There are two types of work environments: high-trust and low-trust.
A low-trust work environment is often characterized by:
- Employees who assume their coworkers or supervisors have bad intentions
- Lack of transparency among employees and upper/lower management
- Silos between departments that discourage communication
- Blurry lines and ambiguity relative to goals
- Excessive micromanagement
The results of this type of toxic company culture include higher employee churn, finger-pointing, lack of productivity, reputational damage, and employee resentment.
Does any of this sound familiar?

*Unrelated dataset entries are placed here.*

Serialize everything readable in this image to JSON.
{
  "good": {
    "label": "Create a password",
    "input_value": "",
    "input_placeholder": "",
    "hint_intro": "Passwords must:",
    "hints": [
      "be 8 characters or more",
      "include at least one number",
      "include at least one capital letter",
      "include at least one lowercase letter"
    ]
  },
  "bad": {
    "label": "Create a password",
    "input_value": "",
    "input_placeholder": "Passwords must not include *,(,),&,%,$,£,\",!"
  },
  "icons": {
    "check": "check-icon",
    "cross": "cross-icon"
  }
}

One of the byproducts of remote work is that your company culture reveals itself much faster. That’s why this is such an important topic during the pandemic. The past year has taught many professionals how challenging it is to thrive when working remotely in a low-trust environment.
What we never see is goal-oriented, metrics-driven companies that have low-trust workplaces. The circles never intersect. When people know their roles and responsibilities – and they’re clear on what they’re being held accountable for – it creates clarity. There are set lanes and defined outcomes.
Companies that operate using these principles tend to foster collaboration, build better relationships, give their employees more freedom, and spend less time on office politics (which kills productivity). They can do these things because people trust each other to handle their respective duties. It’s like New England Patriots coach Bill Belichick’s motto: Do Your Job. He must be on to something with six Super Bowl rings.
This framework also provides the foundation for employees to achieve work-life balance, which is also a hot topic during the pandemic. If you’re curious how we’ve built our company culture – particularly in the context of remote work – click here.
Are you looking to increase employee engagement and retention? Contact us for a free consultation: sales@recruitAbility.ai.